Persepolis is written by Marjane Satrapi and originally published by French comic book publisher L’Association in four volumes between the years 2000 and 2003. The comic is the autobiographical graphic novel of the author’s life, first during the Islamic revolution in Iran, and later during Iran’s war against Iraq. I’ll be dividing these reviews according to the two-volume version, published by Random House: Persepolis: the Story of a Childhood and Persepolis 2: The Story of a Return.
A particularly fascinating aspect of the graphic novel is its art style. It’s very simplistic, with basic use of black and white and avoiding any aspect of natural shading or lightening. However, the way that Satrapi implements this style is enough to express the emotional narrative of each scene. The cartoonish style gives Satrapi the opportunity to portray comedic scenes with exaggerated facial expressions or physical movements, sentimental and gentle ones with a simplistic visual imagery of emotional responses, and horrific ones as well. The lack of blood and gore helps the reader prioritize the person itself. It’s within these fundamental aspects of the drawings, where the author avoids displaying background details, which helps the reader pay attention to the main events and characters of the scenes. Satrapi avoids distractions, putting her message front and center for all of the readers of her work.

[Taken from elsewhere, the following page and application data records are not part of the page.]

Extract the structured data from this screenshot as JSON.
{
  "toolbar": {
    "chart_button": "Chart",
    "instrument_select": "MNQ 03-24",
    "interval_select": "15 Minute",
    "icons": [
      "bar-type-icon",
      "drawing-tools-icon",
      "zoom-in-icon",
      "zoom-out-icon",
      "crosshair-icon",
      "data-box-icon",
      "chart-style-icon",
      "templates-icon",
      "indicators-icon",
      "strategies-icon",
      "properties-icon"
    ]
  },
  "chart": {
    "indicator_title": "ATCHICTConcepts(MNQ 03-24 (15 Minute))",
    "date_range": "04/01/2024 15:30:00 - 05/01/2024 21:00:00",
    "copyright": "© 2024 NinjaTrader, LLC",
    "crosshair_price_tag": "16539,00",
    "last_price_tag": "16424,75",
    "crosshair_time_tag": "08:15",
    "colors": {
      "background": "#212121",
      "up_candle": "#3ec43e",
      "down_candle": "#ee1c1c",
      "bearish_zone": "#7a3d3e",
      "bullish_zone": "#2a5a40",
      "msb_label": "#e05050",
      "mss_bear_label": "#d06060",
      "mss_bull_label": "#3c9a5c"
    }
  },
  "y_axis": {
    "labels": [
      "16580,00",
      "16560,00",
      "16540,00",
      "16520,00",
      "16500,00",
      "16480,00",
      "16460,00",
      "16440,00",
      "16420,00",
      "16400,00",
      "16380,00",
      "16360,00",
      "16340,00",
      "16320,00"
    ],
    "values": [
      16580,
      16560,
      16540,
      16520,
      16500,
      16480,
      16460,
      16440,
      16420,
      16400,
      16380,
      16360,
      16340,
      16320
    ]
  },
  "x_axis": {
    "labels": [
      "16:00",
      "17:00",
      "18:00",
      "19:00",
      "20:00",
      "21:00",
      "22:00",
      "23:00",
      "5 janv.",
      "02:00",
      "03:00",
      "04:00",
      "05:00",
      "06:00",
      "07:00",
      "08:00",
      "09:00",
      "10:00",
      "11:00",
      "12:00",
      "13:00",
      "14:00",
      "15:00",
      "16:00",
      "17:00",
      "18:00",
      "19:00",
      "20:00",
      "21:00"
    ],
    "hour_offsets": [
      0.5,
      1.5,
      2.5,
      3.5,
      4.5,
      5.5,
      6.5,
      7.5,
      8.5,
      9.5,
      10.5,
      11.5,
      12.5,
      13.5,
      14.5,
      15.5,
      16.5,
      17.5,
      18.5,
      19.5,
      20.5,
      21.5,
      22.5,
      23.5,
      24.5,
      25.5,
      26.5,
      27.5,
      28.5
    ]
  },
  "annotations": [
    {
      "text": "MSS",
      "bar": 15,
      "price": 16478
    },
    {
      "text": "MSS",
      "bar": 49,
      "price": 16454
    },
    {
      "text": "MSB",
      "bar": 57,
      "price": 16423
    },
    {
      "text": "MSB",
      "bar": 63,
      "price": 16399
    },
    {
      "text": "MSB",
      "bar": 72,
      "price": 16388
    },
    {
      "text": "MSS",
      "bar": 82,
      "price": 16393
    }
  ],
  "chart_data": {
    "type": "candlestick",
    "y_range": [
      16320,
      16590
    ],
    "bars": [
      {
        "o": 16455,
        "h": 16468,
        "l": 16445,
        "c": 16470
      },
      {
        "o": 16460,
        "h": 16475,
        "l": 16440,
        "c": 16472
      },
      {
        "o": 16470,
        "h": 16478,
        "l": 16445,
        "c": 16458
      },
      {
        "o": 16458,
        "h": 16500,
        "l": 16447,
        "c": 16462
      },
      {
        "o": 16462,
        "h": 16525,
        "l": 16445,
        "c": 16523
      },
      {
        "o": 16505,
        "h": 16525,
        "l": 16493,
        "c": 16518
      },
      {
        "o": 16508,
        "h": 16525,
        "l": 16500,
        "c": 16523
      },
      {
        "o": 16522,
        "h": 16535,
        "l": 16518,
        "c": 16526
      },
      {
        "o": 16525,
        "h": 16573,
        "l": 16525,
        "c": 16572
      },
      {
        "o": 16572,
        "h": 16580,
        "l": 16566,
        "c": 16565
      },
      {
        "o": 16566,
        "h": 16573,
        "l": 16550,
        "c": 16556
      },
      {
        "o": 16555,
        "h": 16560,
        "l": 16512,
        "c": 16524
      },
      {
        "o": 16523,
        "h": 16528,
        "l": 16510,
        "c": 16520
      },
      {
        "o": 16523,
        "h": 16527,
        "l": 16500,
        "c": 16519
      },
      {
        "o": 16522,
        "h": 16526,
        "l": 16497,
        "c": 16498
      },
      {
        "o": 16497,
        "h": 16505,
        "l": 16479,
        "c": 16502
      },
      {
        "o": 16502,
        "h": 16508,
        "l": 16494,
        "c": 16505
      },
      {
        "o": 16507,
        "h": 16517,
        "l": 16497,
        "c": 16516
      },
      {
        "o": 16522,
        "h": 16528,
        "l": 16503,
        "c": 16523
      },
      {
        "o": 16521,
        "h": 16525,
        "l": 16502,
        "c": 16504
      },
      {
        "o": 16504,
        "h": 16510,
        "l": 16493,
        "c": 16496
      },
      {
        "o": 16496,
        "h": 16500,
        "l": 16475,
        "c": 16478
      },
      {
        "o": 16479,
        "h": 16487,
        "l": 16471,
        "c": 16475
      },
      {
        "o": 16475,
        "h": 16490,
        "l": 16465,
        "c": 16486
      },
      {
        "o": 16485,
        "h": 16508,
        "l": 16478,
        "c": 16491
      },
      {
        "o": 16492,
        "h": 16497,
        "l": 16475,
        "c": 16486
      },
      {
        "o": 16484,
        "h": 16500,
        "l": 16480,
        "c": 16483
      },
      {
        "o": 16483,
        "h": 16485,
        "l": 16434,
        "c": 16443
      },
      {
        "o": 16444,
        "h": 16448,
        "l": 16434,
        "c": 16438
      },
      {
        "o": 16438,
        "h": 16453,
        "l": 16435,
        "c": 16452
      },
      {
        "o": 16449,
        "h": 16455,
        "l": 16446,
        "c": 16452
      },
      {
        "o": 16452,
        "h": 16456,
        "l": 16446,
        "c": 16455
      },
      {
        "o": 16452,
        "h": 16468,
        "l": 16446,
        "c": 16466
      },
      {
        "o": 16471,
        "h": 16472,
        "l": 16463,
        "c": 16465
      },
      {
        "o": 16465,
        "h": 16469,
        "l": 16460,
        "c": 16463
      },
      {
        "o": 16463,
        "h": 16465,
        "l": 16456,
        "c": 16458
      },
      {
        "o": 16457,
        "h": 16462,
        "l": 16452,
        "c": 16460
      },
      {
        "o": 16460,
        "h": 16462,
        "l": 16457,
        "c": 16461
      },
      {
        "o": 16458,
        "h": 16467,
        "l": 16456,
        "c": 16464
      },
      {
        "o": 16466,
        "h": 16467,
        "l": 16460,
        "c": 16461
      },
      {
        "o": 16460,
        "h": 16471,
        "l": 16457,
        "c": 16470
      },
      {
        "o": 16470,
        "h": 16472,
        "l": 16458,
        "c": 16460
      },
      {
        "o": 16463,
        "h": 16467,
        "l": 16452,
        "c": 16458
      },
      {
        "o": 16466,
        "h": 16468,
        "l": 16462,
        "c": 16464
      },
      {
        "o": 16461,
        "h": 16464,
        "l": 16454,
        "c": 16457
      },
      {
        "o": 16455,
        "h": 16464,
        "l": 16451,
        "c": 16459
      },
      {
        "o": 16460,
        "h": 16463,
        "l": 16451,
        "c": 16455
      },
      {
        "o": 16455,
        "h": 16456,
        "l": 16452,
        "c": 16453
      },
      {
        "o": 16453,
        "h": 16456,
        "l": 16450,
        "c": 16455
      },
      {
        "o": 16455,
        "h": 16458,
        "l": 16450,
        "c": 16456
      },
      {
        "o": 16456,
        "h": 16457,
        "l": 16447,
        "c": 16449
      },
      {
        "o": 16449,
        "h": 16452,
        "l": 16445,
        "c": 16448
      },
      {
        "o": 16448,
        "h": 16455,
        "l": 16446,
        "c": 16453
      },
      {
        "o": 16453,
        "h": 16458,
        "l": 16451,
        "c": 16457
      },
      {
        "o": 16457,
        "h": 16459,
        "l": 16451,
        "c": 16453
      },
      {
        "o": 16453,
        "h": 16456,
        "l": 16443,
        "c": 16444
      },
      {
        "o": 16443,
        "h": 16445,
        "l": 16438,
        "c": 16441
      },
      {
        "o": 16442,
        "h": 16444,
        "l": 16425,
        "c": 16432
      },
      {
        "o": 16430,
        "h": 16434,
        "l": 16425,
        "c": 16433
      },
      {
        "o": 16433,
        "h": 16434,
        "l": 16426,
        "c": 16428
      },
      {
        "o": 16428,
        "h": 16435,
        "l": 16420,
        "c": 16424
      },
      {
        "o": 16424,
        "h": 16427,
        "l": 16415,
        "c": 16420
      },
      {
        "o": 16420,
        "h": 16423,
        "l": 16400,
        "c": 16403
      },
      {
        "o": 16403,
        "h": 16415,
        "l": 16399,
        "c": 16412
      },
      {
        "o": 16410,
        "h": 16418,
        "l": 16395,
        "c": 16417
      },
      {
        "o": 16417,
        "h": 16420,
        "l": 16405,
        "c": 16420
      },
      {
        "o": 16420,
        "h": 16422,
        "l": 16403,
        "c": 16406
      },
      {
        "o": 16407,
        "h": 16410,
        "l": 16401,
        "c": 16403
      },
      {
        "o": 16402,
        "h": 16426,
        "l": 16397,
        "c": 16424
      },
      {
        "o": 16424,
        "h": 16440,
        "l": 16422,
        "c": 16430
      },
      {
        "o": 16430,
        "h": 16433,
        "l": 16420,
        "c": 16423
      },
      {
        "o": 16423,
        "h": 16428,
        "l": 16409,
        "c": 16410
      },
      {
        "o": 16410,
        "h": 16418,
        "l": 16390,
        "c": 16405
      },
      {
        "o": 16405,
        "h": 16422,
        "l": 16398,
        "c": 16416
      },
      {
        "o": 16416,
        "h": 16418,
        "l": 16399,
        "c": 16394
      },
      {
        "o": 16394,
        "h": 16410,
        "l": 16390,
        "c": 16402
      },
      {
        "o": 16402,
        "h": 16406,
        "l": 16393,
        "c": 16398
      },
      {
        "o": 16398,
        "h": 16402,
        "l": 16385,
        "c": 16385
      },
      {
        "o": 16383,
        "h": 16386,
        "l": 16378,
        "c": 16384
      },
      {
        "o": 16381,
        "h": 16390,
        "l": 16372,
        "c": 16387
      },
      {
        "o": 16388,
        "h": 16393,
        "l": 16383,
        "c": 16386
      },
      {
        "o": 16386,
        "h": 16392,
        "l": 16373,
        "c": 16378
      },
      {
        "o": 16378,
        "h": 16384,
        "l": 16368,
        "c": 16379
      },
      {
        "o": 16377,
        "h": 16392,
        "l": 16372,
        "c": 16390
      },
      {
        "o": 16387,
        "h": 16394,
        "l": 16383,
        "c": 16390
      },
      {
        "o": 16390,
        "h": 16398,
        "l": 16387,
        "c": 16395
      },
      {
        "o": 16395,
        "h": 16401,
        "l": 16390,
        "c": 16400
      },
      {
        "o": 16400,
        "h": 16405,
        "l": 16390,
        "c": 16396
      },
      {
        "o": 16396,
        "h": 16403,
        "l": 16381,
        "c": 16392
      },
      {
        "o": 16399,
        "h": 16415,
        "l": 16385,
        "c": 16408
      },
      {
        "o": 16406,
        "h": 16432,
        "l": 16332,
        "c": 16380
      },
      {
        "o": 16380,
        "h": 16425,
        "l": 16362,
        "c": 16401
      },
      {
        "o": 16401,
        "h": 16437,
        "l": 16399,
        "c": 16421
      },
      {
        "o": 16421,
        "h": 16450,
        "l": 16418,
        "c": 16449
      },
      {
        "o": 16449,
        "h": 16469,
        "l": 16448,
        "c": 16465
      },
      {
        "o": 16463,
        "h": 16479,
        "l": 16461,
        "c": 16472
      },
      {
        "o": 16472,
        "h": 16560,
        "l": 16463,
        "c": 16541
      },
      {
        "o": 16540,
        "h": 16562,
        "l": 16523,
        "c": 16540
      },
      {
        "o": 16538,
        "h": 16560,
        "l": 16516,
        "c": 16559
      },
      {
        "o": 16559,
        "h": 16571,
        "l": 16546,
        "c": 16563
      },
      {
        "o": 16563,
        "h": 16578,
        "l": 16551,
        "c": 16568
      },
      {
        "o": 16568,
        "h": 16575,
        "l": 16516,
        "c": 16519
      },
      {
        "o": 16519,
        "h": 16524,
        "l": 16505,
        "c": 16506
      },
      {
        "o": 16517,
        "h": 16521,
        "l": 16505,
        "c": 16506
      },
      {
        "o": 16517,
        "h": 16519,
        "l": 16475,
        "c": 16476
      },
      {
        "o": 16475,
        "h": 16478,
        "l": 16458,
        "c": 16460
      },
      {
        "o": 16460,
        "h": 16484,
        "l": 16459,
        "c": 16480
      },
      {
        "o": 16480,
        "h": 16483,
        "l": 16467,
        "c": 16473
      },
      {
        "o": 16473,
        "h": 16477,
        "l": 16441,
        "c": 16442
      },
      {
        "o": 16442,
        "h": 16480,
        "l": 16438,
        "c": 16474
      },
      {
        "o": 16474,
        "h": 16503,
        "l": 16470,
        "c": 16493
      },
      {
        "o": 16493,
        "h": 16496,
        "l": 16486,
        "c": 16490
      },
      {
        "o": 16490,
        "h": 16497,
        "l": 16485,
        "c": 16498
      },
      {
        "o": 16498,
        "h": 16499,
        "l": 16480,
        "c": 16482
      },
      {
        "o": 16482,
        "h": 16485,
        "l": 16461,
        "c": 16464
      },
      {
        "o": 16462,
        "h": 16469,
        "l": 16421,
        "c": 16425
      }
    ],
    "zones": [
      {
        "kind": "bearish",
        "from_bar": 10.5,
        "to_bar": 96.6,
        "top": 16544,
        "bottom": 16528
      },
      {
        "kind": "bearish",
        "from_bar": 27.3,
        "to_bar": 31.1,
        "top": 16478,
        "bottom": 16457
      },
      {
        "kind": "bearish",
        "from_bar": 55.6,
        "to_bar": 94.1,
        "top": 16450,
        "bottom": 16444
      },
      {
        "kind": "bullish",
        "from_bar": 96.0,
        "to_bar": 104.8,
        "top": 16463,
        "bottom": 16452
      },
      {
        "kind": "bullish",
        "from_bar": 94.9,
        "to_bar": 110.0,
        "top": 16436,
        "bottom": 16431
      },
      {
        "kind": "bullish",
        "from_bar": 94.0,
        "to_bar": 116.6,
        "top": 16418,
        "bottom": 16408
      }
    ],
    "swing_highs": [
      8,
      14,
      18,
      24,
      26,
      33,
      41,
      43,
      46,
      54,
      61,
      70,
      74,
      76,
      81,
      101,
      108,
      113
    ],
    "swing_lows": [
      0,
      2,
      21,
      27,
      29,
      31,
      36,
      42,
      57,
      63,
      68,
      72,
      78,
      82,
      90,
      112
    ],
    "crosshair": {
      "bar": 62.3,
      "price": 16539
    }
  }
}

The narrative style and the dialogue are major factors in the plot of the graphic novel. Each chapter is made to demonstrate the development of the characters and of Iran. It’s straight to the point, avoiding distractions to the story. Random events in the author’s life, even if they had an impact on her, are not a priority to the narrative of the story. Like its art style, the story has no subtly, symbolism, or metaphorical aspects to it; Satrapi wants the reader clearly see the conditions of her life and of her country. Its content is raw and the dialogue was written in just the right way to not only demonstrate simply the point of the characters’ messages, but to also distinguish each character as unique. Just like the art, there is no decorative aspect to the plot.
Although this is an autobiographical graphic novel, Satrapi doesn’t entirely concentrate on herself. The story also explores her family and Iran. Her uncle Anoosh, her grandfather, and even her maid Mehri are not only influences in the author’s development, but they are also their own people, demonstrating the horror, injustices, and repression of Iran’s society during the 1980s. The pasts of the country and of the individuals, play an important role in Iran’s current state of affairs, and of Satrapi, who grew up with a historical, religious, political, and societal baggage on her shoulders, which is further explored in her second book, Persepolis 2: The Story of a Return. Since Satrapi is a child for most of the first book, she perceived the world as a child would. Everything seemed black and white, good and evil easily discernible. However, the horrors she witnesses will lead her to understand that the world is made of shades of grey, and that good people don’t always triumph. By the end of this first book, Satrapi has a keen understanding of what is true injustice and suffering, and won’t merely repeat what other adults tell her about Iran and the world.
Persepolis: the Story of a Childhood successfully portrays groundwork from which Satrapi had to stand on during a time that should’ve been of innocence. The heavy political and horror-filled atmosphere that she lived through will follow her throughout her life, especially when she confronts other cultures and their prejudiced view of her culture.